Legends in the ledgers
The poet Alexander Pope, America’s ‘founding father’ Benjamin Franklin and Georgiana Cavendish, Duchess of Devonshire – the great, great, great, great aunt of Diana, Princess of Wales – were all 18th century customers of one of the banks that merged to form Barclays.
The roll-call of historic customers was unearthed by researchers working on a project to index 654 ledgers from Goslings Bank during the 18th and 19th centuries.
A team of volunteers – made up entirely of ex-Barclays staff – have so far worked their way through 91 of the records, amounting to around 50,000 pages, over the last three years.
The ledgers contain the accounts of thousands of individuals, businesses, charities and other organisations held at the bank between 1717 and 1896 and offer some fascinating insights that would previously have taken days and weeks to uncover.
“Previously it was only possible to discover who was in each volume by searching through the index at the front of each one,” says Maria Sienkiewicz, Barclays Group Archivist.
“The new, digitised index means we can now search for specific customers in a matter of seconds.”
Other notable names that banked with Goslings include Edward Austen, later Edward Knight, the brother of novelist Jane Austen; Thomas Longman, founder of the publishers Longmans; and the painter Sir Edwin Landseer.
St Johns College, Oxford, and St Johns College, Cambridge, both founded in the 16th century, had accounts with the bank, as did The Times newspaper, The Law Society, the Stationers Company and the Society of Licensed Victuallers – the formal name for pub landlords or others selling alcohol.
Other accounts reveal interesting detail about the time.

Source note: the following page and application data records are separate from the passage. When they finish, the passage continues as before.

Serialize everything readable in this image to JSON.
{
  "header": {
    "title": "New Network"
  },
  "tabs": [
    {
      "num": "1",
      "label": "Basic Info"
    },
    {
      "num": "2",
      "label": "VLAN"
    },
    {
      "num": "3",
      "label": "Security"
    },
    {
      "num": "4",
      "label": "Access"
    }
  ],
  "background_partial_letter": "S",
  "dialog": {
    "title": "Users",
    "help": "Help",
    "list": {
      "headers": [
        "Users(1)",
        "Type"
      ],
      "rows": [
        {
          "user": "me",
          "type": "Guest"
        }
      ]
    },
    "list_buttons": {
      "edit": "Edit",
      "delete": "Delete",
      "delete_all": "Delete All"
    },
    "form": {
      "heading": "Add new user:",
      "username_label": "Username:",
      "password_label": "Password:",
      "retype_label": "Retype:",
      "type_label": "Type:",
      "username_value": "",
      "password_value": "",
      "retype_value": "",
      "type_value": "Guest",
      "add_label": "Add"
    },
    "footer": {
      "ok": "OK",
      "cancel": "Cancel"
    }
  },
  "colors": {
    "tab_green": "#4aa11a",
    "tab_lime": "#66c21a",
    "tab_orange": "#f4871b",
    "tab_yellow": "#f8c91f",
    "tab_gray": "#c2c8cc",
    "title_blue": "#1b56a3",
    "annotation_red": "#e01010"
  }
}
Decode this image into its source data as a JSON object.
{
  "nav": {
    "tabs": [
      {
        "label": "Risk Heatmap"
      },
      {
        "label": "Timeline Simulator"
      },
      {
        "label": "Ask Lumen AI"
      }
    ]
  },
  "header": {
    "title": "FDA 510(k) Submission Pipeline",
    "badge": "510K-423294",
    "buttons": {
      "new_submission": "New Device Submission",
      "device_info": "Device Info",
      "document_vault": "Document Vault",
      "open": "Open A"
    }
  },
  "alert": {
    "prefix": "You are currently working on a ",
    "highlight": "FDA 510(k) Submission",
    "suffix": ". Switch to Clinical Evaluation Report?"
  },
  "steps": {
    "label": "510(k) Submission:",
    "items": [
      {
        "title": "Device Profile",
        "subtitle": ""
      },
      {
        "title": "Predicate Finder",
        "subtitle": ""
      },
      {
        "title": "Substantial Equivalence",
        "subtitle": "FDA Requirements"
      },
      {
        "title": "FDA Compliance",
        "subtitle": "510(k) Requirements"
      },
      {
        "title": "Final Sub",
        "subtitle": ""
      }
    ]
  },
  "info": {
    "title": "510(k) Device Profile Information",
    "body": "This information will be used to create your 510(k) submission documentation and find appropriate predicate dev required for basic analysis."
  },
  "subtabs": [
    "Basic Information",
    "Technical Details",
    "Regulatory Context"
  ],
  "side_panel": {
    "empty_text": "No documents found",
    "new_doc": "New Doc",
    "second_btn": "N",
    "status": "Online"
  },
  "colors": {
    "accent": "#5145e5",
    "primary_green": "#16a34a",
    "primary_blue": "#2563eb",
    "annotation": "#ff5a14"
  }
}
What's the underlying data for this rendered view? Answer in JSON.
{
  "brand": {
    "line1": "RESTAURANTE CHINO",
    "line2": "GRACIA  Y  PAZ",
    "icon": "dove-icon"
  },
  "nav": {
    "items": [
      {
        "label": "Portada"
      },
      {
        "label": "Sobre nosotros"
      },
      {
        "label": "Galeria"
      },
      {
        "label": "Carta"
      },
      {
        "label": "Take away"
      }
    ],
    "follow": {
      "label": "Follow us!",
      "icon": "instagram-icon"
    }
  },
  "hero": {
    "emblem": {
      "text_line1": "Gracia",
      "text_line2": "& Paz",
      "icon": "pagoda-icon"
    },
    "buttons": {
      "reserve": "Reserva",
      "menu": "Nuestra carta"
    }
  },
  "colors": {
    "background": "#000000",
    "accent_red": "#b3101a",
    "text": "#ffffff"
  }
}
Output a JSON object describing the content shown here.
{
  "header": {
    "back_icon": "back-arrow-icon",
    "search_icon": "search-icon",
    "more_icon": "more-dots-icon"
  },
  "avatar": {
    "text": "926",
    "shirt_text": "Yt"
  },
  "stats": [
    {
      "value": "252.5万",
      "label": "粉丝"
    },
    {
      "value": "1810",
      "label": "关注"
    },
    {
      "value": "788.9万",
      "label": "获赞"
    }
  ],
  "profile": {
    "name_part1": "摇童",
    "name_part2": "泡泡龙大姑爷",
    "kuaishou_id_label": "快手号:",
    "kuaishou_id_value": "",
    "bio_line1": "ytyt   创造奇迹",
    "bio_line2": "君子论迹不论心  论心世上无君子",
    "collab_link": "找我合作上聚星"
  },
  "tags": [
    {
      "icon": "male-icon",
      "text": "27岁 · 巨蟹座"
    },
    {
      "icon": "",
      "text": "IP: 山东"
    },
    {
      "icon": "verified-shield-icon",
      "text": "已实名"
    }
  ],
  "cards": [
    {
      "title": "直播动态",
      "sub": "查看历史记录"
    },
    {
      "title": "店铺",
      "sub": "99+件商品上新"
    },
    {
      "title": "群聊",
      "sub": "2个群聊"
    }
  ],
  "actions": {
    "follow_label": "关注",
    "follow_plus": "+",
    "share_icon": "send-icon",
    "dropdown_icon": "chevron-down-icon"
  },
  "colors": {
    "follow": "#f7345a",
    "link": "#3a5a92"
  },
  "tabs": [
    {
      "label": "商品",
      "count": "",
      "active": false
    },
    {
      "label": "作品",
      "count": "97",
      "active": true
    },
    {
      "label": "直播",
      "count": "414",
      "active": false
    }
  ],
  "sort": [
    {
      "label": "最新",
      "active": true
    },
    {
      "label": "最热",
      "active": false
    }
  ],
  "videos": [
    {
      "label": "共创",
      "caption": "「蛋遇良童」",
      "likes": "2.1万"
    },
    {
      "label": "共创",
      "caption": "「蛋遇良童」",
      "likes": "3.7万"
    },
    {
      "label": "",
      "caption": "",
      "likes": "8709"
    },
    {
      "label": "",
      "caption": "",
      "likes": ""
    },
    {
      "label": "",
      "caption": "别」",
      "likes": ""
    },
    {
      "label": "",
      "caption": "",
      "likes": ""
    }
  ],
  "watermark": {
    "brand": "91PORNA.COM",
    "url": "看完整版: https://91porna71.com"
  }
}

One was set up to collect donations for people affected by the ‘Great Beer Flood’ of 1814, which happened when a huge vat of beer at Meux and Co’s Horse Shoe brewery on the corner of Oxford Street and Tottenham Court Road in London collapsed, sending millions of pints of beer flooding through nearby streets and buildings.
Because of its location near an overcrowded and poorly built slum known as the ‘rookery’, the flood caused huge damage, killing at least eight people and injuring many more. The accident cost the brewery about £23,000.
Well meaning individuals also set up accounts for the poor of Ireland and for the victims of a fire in Montreal, Canada, in 1665, which destroyed 108 houses.
The Jennerian Society for Vaccine Innoculation, which was at the time attempting to rid the UK of smallpox, was also an account holder. Another account, for Penitent Prostitutes, was apparently never particularly well subscribed.
The Goslings records also contain one of the earliest cheques in the Barclays archives. At this time, cheques were simple handwritten orders to pay, and in this example Edward Pryce Esq. of Gunley Hall near Welshpool in Wales is writing to his banker Abraham Fowler ‘att the three squirrells in Fleet Street’ asking for the sum of £228 to be paid to William Smith; the payment is also recorded in the ledger.
The four volunteers who have unearthed such incredible detail are all former Barclays colleagues, now retired, who have each given two hours of their time every week for the past three years.
One of them is Alan Thomond, who worked at Barclays for 33 years until retiring in 2000 and has been working on the project since July 2014. “Having indexed 91 ledgers between just the four of us is quite an achievement, though I personally get even more satisfaction at the thought of people being able to make use of the information in them,” he says. “The chance of me seeing the project through to the end is probably a bit slim – but who knows!”
“Many of our retired colleagues worked for Barclays their entire career, and still feel a great deal of loyalty to the organisation,” says Sienkiewicz, whose team approached retired staff living near Group Archives in Manchester. “So we were not altogether surprised to find four committed volunteers.”
Goslings Bank originated in the business of Henry Pinckney, a goldsmith-banker who began trading in about 1650 at the sign of the Three Squirrels, which later became No. 19 Fleet Street, London. The first Gosling partner entered the business in 1742. It later became Goslings and Sharpe, before merging with 19 other banks to become Barclay & Company Limited in 1896.
The site is still a Barclays branch today, and although it was rebuilt at the end of the 19th century, it is thought to be the oldest bank in Britain in terms of continuous operation on one site.